Input data —
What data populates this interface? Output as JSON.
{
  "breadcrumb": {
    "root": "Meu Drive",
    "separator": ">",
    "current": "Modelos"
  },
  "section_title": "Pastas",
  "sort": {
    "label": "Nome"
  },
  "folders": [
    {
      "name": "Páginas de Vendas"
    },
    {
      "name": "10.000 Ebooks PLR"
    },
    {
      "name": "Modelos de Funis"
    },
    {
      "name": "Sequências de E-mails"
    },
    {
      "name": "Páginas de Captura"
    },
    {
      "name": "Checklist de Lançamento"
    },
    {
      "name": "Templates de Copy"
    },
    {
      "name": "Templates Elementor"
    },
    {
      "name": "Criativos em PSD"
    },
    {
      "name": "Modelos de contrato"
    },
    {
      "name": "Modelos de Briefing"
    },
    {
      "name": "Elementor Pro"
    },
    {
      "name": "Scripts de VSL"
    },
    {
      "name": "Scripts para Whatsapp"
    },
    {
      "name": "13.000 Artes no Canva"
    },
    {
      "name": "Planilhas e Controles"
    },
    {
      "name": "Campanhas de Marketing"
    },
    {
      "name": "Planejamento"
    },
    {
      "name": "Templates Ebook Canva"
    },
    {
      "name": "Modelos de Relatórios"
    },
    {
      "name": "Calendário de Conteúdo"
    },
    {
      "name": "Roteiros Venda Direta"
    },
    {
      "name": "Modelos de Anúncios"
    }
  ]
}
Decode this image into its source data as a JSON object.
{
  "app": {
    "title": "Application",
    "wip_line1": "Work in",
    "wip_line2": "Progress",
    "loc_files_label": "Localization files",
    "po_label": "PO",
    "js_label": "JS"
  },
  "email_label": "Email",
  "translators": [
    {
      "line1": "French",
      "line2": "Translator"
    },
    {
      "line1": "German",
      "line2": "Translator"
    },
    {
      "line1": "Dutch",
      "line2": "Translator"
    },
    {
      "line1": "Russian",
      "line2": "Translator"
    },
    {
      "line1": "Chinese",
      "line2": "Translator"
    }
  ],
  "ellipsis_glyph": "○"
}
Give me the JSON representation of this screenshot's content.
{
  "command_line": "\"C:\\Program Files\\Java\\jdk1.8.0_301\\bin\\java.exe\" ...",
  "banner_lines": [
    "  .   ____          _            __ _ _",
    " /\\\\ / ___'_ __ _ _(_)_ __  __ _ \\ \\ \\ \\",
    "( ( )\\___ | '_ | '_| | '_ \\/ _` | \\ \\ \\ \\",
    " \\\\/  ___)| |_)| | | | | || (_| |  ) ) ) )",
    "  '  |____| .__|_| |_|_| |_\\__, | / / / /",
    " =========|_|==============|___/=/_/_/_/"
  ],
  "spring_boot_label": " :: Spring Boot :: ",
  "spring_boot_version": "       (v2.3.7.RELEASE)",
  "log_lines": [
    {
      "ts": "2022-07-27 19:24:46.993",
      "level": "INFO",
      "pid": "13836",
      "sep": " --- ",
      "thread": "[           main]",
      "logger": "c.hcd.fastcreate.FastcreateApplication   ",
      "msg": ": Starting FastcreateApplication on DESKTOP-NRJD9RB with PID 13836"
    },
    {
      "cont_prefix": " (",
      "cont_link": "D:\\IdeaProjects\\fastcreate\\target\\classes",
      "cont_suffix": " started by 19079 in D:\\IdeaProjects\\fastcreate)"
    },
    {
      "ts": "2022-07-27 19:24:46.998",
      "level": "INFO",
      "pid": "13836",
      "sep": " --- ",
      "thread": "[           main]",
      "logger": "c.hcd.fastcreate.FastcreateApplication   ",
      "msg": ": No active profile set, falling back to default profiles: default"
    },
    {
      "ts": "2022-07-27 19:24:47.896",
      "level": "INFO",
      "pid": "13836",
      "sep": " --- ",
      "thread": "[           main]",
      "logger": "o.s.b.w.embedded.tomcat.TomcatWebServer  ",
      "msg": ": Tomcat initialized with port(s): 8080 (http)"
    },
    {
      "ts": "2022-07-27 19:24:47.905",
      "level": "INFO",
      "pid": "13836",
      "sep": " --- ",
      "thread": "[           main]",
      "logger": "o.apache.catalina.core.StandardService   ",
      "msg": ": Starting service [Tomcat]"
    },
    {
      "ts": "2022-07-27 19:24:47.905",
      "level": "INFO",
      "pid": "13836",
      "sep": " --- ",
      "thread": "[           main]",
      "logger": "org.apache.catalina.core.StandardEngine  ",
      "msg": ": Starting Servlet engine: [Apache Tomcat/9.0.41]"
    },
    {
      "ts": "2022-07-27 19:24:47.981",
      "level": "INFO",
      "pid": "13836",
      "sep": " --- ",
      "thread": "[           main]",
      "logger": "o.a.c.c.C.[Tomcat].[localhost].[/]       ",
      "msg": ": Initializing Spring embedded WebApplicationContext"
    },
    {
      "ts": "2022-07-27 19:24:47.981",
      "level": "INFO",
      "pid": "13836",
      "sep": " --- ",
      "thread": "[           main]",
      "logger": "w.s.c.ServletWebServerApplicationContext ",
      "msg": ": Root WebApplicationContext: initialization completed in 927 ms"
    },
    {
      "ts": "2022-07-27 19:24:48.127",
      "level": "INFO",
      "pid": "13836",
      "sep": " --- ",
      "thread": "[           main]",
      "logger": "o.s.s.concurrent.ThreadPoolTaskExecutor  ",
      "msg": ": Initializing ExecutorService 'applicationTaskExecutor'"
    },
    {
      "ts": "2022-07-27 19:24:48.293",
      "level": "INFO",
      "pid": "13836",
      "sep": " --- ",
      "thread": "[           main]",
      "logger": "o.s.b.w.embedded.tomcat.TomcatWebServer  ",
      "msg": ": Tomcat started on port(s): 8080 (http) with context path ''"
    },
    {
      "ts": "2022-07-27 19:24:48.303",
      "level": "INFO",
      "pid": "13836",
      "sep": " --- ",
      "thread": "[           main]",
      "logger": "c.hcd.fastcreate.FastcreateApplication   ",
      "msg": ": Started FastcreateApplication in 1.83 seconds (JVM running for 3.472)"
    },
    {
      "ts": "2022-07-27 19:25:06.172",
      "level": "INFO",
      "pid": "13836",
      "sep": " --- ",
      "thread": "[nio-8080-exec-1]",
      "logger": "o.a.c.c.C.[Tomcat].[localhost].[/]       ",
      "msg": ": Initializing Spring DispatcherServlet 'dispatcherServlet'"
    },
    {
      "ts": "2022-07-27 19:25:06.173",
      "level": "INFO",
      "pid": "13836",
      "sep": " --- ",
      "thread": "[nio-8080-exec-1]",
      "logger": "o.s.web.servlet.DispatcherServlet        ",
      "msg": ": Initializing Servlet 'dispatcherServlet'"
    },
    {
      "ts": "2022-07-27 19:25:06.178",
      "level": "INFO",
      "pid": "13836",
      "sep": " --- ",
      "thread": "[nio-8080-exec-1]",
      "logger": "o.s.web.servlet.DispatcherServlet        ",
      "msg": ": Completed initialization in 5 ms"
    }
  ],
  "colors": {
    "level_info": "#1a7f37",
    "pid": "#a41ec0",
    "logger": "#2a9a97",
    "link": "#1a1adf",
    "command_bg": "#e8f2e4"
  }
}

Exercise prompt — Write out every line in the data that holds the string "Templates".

Reply —
      "name": "Templates de Copy"
      "name": "Templates Elementor"
      "name": "Templates Ebook Canva"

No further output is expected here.